In popular culture[edit]

The manga character Hello Kitty resembles a Japanese Bobtail, and is an example of contemporary kawaii ('cute') pop culture. The character Muta from The Cat Returns was based on a stray Japanese Bobtail that would often visit Studio Ghibli. They also tend to appear in other anime produced in Japan.

In W Is for Wasted, by Sue Grafton (part of her alphabet mystery series), private investigator Kinsey Millhone and her landlord Henry Pitts acquire a Japanese bobtail and name him Ed. During a fight with a deranged murder suspect, Ed scratches the killer, thereby saving Kinsey from death by scalpel.[11]

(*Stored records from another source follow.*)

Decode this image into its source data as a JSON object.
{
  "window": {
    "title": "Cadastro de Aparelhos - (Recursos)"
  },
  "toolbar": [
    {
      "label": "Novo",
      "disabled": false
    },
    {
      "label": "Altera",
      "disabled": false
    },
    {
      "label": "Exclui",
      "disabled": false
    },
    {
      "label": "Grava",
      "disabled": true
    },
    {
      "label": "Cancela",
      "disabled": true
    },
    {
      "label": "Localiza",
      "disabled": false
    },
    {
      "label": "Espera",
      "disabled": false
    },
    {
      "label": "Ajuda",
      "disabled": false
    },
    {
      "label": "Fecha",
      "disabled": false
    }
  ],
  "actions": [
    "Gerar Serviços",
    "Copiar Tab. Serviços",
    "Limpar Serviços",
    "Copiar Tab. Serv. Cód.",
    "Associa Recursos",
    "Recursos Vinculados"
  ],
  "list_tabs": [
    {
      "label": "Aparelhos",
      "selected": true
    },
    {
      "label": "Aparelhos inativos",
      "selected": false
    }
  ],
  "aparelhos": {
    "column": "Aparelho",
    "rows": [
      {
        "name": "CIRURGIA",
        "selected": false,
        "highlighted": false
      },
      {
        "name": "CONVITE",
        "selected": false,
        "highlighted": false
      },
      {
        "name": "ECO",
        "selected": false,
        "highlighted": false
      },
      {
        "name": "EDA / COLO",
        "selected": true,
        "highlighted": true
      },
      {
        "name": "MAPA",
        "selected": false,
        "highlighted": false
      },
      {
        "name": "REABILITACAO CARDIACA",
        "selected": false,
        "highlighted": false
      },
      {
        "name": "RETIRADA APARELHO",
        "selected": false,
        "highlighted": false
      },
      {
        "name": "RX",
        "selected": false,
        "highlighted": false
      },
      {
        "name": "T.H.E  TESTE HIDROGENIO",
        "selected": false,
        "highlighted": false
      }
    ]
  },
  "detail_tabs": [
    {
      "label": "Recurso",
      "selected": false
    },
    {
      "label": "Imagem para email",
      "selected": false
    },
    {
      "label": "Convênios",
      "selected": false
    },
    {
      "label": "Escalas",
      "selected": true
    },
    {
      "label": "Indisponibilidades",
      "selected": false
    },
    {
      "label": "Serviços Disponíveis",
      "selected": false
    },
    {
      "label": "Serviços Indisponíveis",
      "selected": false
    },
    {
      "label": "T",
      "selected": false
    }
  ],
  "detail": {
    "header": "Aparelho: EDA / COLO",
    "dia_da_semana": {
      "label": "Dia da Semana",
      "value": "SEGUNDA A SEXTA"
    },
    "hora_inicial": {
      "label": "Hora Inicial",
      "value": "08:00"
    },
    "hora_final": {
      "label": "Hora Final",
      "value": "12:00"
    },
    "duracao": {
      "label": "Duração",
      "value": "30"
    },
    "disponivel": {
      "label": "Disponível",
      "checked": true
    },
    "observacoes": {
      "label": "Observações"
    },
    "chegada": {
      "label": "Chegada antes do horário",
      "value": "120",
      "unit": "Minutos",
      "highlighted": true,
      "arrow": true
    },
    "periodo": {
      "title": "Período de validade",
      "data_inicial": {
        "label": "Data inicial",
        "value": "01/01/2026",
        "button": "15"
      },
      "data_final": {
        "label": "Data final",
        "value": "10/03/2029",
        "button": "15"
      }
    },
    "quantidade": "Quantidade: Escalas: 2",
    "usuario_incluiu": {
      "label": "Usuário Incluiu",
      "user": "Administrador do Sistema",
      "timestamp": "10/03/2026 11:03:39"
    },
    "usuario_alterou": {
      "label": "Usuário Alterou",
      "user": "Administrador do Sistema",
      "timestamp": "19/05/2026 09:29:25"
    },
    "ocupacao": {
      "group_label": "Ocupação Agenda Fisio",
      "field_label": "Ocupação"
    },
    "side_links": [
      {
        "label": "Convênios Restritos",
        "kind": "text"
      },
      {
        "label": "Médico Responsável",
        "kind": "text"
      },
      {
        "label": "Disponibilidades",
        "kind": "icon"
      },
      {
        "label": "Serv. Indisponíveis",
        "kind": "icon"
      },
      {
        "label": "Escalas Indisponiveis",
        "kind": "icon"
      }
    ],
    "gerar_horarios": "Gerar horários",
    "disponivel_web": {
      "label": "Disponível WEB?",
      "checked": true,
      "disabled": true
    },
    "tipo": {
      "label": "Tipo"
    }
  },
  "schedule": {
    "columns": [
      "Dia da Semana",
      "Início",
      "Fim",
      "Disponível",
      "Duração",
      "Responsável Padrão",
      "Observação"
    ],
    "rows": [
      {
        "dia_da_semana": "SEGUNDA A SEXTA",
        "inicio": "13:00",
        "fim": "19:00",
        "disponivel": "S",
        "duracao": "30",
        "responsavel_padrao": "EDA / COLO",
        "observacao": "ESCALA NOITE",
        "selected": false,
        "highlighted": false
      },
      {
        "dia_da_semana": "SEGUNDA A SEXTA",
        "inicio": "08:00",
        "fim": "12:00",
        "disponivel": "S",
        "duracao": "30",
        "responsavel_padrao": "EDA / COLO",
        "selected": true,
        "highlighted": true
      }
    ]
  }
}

Mochi, Hiro Hamada's cat in the Disney film Big Hero 6, is also a Japanese Bobtail.

In illustrator Jenny Parks's 2017 book Star Trek Cats, Hikaru Sulu is depicted as a Japanese Bobtail.[12]

See also[edit]


  1. ^ Apps, Amino. "Japanese Bobtail". Cats | aminoapps.com. Retrieved 2016-12-01.
  2. ^ Fogle, Bruce (October 1, 1997). Encyclopedia of the Cat. "Japanese Bobtail" entry. ISBN 0-7894-1970-X.
  3. ^ a b c "Japanese Bobtail Cat Breed Information, Pictures, Characteristics & Facts". CatTime. Retrieved 2016-12-01.
  4. ^ a b c d "Breed Profile: Japanese Bobtail". CFAInc.org. Cat Fancier's Association. Retrieved 12 November 2013.
  5. ^ a b c "Japanese Bobtail Cat Breed - Facts and Personality Traits | Hill's Pet". Hill's Pet Nutrition. Retrieved 2016-12-01.
  6. ^ http://www.fanciers.com/breed-faqs/japanese-bobtail-faq.html
  7. ^ Xu, Xiao; Sun, Xin; Hu, Xue-Song; Zhuang, Yan; Liu, Yue-Chen; Meng, Hao; Miao, Lin; Yu, He; Luo, Shu-Jin (25 August 2016). "Whole Genome Sequencing Identifies a Missense Mutation in HES7 Associated with Short Tails in Asian Domestic Cats". Scientific Reports. 6 (1): 31583. Bibcode:2016NatSR...631583X. doi:10.1038/srep31583. PMC 4997960. PMID 27560986.
  8. ^ Association, Cat Fanciers. "Breed Profile: The Japanese Bobtail". cfa.org. Retrieved 2016-12-01.
  9. ^ "On The Trail of the Cat Scientists Find Surprises". Pandecats.com. Retrieved 15 December 2017.
  10. ^ Association, Cat Fanciers. "Breed Profile: The Japanese Bobtail". Cfa.org. Retrieved 15 December 2017.
  11. ^ Grafton, Sue. (2013). "W" is for Wasted. G.P. Putnam.
  12. ^ Nevin, Will (2 March 2017). "The serious absurdity (and purrfection) of Jenny Parks and 'Star Trek Cats'". OregonLive.com. Advance Publications. Retrieved 25 February 2018.

External links[edit]

Media related to Japanese Bobtails at Wikimedia Commons